(Data for analysis begins)

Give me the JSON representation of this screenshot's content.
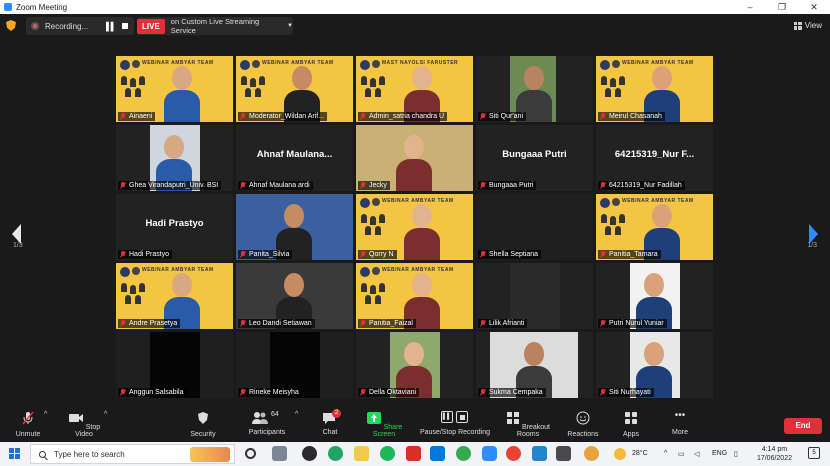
{
  "window": {
    "title": "Zoom Meeting",
    "controls": [
      "–",
      "❐",
      "✕"
    ]
  },
  "topbar": {
    "recording_label": "Recording...",
    "live_badge": "LIVE",
    "live_label": "on Custom Live Streaming Service",
    "view_label": "View"
  },
  "gallery": {
    "page_indicator_left": "1/3",
    "page_indicator_right": "1/3",
    "poster_text": "WEBINAR AMBYAR TEAM",
    "poster_text_alt": "MAST NAYOLSI FARUSTER",
    "tiles": [
      {
        "name": "Ainaeni",
        "kind": "poster",
        "big": ""
      },
      {
        "name": "Moderator_Wildan Arif...",
        "kind": "poster",
        "big": ""
      },
      {
        "name": "Admin_satria chandra U",
        "kind": "poster",
        "big": ""
      },
      {
        "name": "Siti Qur'ani",
        "kind": "photo",
        "big": ""
      },
      {
        "name": "Meirul Chasanah",
        "kind": "poster",
        "big": ""
      },
      {
        "name": "Ghea Virandaputri_Univ. BSI",
        "kind": "photo",
        "big": ""
      },
      {
        "name": "Ahnaf Maulana ardi",
        "kind": "text",
        "big": "Ahnaf  Maulana..."
      },
      {
        "name": "Jecky",
        "kind": "photo",
        "big": ""
      },
      {
        "name": "Bungaaa Putri",
        "kind": "text",
        "big": "Bungaaa Putri"
      },
      {
        "name": "64215319_Nur Fadillah",
        "kind": "text",
        "big": "64215319_Nur F..."
      },
      {
        "name": "Hadi Prastyo",
        "kind": "text",
        "big": "Hadi Prastyo"
      },
      {
        "name": "Panita_Silvia",
        "kind": "photo",
        "big": ""
      },
      {
        "name": "Qorry N",
        "kind": "poster",
        "big": ""
      },
      {
        "name": "Shella Septiana",
        "kind": "black",
        "big": ""
      },
      {
        "name": "Panitia_Tamara",
        "kind": "poster",
        "big": ""
      },
      {
        "name": "Andre Prasetya",
        "kind": "poster",
        "big": ""
      },
      {
        "name": "Leo Dandi Setiawan",
        "kind": "photo",
        "big": ""
      },
      {
        "name": "Panitia_Faizal",
        "kind": "poster",
        "big": ""
      },
      {
        "name": "Lilik Afrianti",
        "kind": "photo",
        "big": ""
      },
      {
        "name": "Putri Nurul Yuniar",
        "kind": "photo",
        "big": ""
      },
      {
        "name": "Anggun Salsabila",
        "kind": "black",
        "big": ""
      },
      {
        "name": "Rineke Meisyha",
        "kind": "black",
        "big": ""
      },
      {
        "name": "Della Oktaviani",
        "kind": "photo",
        "big": ""
      },
      {
        "name": "Sukma Cempaka",
        "kind": "photo",
        "big": ""
      },
      {
        "name": "Siti Nurhayati",
        "kind": "photo",
        "big": ""
      }
    ]
  },
  "toolbar": {
    "unmute": "Unmute",
    "stop_video": "Stop Video",
    "security": "Security",
    "participants": "Participants",
    "participants_count": "64",
    "chat": "Chat",
    "chat_badge": "2",
    "share_screen": "Share Screen",
    "pause_recording": "Pause/Stop Recording",
    "breakout": "Breakout Rooms",
    "reactions": "Reactions",
    "apps": "Apps",
    "more": "More",
    "end": "End",
    "accent_green": "#23d959",
    "end_red": "#e0313a"
  },
  "taskbar": {
    "search_placeholder": "Type here to search",
    "weather": "28°C",
    "lang": "ENG",
    "time": "4:14 pm",
    "date": "17/06/2022",
    "notif_count": "5"
  }
}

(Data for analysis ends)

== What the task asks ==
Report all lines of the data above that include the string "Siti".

== Task solution ==
        "name": "Siti Qur'ani",
        "name": "Siti Nurhayati",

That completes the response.